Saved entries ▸
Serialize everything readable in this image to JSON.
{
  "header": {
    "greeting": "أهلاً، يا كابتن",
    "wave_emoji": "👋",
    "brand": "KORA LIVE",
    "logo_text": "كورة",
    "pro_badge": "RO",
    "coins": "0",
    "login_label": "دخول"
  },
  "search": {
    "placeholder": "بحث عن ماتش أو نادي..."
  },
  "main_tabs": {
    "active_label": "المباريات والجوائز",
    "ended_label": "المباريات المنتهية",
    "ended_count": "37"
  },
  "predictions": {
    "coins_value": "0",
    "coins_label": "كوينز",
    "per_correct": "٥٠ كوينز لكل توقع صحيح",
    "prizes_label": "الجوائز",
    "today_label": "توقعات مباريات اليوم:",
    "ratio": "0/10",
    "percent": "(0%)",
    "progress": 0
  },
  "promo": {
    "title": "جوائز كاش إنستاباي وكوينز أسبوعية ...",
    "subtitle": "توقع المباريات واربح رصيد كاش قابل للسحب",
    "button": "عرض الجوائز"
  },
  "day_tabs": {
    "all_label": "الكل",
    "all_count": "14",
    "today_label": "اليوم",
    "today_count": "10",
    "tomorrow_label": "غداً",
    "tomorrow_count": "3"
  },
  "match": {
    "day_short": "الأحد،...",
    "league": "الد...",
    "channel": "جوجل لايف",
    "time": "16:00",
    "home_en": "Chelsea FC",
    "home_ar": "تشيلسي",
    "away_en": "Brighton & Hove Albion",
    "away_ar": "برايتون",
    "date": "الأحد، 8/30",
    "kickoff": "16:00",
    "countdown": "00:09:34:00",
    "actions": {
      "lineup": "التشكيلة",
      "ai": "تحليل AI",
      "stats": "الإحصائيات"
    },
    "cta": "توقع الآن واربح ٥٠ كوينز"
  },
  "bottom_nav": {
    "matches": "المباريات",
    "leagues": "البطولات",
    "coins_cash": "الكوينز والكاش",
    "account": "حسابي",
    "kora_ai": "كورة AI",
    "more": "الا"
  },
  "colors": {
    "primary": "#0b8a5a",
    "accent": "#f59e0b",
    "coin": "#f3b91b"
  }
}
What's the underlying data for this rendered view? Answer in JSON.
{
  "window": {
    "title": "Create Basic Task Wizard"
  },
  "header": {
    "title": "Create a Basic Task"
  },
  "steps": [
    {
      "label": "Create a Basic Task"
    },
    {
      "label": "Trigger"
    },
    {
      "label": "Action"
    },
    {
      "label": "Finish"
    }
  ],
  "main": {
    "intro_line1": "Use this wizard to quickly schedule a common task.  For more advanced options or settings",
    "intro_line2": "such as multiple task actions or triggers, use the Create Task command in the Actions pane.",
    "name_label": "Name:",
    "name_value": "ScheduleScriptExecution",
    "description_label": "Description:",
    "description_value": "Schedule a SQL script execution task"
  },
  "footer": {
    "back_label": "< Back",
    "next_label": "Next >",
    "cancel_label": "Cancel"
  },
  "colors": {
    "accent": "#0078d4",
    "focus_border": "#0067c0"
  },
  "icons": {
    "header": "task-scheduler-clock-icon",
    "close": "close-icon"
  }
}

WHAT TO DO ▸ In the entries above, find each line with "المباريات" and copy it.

SOLUTION ▸
    "active_label": "المباريات والجوائز",
    "ended_label": "المباريات المنتهية",
    "subtitle": "توقع المباريات واربح رصيد كاش قابل للسحب",
    "matches": "المباريات",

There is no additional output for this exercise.